§ TASK TO CARRY OUT
Copy the lines below that contain "Techployee".

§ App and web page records
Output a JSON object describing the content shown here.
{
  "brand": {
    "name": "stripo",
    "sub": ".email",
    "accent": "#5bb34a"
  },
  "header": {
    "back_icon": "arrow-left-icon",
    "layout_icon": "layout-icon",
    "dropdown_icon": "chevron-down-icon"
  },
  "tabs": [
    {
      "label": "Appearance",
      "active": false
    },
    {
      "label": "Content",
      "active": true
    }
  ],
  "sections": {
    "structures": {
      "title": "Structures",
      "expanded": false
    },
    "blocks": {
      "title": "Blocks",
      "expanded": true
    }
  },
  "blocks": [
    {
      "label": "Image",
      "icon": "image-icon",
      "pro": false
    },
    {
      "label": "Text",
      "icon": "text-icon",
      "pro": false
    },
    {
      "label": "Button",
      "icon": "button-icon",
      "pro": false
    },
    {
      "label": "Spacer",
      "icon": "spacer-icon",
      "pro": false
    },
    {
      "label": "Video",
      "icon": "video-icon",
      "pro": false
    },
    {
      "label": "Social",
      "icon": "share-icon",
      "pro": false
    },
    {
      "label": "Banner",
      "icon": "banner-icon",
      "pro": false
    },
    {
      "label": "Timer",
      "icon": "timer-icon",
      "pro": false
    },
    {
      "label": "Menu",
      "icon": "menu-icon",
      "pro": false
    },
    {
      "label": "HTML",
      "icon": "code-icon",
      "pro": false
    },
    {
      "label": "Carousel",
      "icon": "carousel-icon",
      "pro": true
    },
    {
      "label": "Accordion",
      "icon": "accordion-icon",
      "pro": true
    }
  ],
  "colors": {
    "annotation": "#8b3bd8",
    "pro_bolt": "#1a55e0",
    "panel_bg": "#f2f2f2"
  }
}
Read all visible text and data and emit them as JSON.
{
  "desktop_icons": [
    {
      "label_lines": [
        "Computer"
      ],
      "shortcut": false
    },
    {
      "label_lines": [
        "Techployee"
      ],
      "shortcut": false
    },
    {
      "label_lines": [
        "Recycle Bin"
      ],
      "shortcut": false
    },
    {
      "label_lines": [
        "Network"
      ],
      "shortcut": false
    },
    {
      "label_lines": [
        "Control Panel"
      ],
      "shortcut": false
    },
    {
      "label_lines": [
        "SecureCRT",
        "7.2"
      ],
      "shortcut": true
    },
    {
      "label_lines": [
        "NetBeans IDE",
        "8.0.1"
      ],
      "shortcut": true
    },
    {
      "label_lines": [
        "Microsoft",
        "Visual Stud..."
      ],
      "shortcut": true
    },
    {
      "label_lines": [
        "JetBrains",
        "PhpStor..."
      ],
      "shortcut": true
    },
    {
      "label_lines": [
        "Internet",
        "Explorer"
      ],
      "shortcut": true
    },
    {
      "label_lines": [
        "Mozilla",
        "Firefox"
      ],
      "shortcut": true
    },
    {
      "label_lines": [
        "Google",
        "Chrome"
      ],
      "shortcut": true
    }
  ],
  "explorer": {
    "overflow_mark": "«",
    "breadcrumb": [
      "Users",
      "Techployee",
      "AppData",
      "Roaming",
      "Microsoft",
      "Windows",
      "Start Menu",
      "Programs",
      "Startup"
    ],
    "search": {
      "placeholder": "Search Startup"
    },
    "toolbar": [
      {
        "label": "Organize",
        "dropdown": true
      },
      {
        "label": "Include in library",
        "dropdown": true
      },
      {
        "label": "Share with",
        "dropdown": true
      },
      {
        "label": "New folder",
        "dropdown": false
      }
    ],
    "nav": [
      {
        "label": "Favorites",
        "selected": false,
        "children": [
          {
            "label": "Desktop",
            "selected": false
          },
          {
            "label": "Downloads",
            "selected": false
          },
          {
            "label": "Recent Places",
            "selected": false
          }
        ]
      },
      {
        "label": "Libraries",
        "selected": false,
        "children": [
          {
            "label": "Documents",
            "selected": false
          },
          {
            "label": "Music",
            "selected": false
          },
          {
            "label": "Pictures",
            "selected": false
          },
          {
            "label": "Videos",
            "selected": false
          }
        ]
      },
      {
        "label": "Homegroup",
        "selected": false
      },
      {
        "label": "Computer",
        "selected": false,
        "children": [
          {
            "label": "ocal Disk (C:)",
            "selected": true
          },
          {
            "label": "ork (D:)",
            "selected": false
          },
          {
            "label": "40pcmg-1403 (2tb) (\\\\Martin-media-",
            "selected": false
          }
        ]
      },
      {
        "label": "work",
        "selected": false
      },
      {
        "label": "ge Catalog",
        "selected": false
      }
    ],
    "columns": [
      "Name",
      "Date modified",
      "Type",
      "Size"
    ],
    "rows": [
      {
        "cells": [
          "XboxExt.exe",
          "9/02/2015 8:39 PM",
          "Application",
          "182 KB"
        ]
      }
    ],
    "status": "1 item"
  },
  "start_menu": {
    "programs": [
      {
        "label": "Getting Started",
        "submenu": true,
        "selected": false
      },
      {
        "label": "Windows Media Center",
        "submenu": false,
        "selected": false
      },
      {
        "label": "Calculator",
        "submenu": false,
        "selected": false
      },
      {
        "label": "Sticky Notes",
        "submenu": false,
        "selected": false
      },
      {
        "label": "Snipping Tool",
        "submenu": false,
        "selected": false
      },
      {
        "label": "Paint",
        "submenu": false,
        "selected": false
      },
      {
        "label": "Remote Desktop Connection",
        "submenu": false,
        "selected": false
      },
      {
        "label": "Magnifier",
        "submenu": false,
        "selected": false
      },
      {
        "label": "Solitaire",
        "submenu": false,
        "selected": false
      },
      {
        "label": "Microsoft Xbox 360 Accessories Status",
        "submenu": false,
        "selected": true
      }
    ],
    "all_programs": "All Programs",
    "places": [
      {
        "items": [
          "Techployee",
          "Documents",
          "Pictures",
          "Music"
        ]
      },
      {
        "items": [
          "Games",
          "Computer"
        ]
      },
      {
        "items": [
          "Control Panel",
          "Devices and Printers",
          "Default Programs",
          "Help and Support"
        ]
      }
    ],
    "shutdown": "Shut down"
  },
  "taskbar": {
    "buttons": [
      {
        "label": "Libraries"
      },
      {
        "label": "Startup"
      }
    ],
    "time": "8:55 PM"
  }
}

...

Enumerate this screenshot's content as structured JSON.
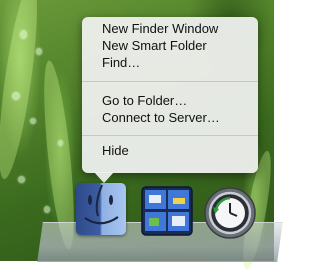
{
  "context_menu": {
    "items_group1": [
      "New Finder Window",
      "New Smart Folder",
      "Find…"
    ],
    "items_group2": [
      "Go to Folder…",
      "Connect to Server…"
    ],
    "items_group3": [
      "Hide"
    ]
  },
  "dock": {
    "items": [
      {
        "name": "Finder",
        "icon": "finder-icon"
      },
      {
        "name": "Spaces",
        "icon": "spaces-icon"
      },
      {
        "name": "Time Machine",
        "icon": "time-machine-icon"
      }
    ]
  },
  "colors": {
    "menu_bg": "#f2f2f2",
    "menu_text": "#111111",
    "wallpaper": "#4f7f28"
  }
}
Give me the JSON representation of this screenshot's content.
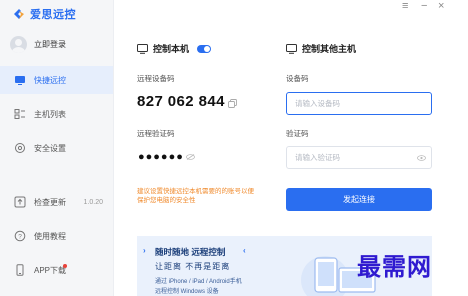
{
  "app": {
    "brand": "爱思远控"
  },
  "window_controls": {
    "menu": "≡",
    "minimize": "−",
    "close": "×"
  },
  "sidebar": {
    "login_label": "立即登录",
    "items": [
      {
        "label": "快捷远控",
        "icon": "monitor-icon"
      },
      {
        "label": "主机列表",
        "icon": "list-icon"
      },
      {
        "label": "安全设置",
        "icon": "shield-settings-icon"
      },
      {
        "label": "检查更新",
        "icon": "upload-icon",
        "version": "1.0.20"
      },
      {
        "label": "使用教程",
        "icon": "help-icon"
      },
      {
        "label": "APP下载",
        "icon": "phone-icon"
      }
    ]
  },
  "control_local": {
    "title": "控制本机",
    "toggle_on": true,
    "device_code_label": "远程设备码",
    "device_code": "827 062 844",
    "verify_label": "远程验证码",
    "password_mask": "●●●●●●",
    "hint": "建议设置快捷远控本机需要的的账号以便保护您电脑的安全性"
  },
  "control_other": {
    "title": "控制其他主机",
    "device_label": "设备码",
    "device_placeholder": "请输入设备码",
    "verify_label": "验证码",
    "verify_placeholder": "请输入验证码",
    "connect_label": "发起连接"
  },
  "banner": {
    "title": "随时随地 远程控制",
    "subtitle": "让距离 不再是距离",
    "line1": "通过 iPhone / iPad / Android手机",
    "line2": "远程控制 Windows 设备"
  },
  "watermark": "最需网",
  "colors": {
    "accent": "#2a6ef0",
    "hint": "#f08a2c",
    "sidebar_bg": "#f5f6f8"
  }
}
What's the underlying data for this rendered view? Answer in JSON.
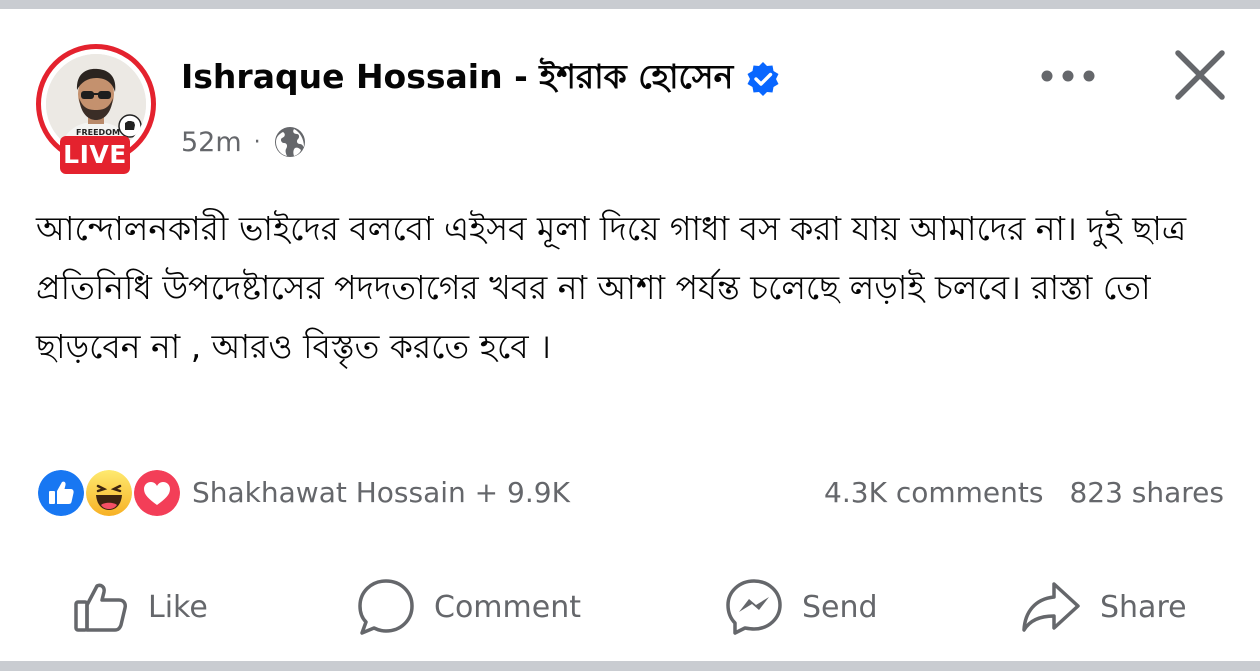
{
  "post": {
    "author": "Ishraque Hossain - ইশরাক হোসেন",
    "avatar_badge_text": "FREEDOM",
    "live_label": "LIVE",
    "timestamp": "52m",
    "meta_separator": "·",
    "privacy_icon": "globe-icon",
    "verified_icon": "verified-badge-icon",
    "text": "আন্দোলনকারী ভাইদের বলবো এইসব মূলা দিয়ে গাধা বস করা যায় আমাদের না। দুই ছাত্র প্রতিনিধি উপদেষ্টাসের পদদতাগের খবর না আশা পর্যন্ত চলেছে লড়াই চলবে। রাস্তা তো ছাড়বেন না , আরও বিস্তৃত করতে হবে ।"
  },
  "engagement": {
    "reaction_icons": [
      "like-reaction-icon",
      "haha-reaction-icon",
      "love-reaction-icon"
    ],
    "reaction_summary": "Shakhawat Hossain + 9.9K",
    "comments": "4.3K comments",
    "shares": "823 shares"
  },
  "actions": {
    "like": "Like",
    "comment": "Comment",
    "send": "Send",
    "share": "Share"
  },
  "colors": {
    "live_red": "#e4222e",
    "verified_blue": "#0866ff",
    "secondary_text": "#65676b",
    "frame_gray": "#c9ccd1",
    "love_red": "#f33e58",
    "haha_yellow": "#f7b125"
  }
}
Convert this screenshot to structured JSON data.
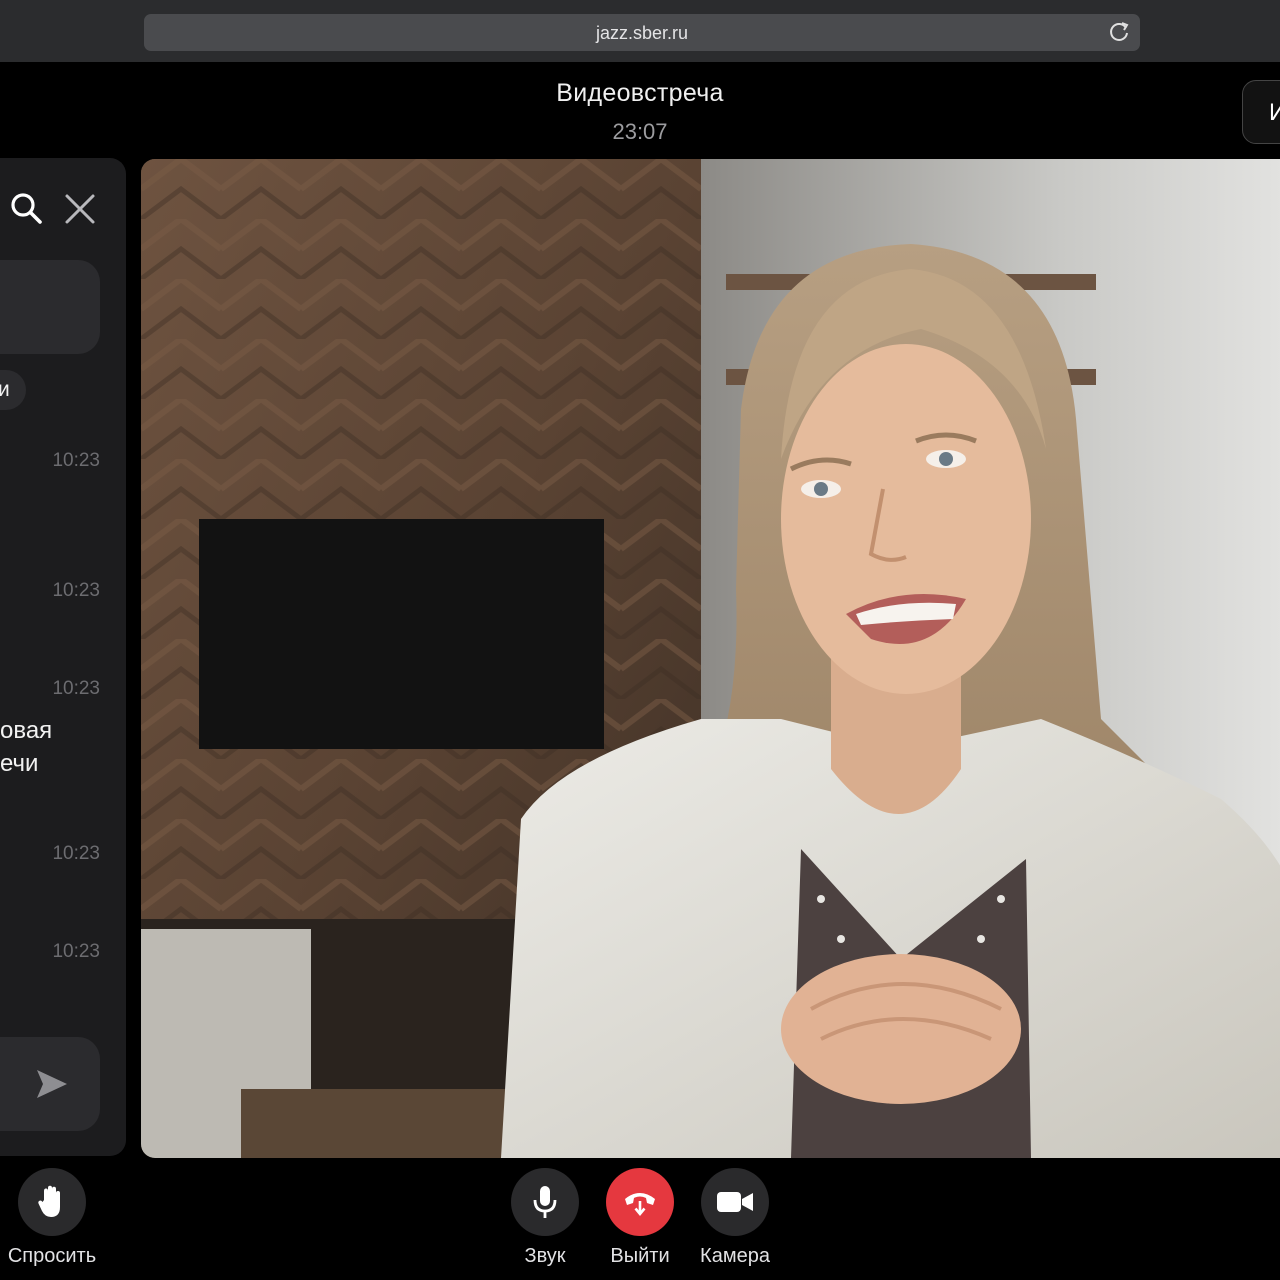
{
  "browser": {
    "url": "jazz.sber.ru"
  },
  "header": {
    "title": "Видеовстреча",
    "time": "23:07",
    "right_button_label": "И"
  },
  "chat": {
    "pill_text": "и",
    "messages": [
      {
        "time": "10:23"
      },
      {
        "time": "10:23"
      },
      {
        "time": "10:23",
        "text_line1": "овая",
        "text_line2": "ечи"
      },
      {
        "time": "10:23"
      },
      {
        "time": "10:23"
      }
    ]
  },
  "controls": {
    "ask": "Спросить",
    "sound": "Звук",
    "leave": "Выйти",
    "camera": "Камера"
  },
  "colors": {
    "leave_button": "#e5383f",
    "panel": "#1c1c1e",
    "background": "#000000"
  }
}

§ YOUR SOLUTION
        "Techployee"
      "Techployee",
          "Techployee",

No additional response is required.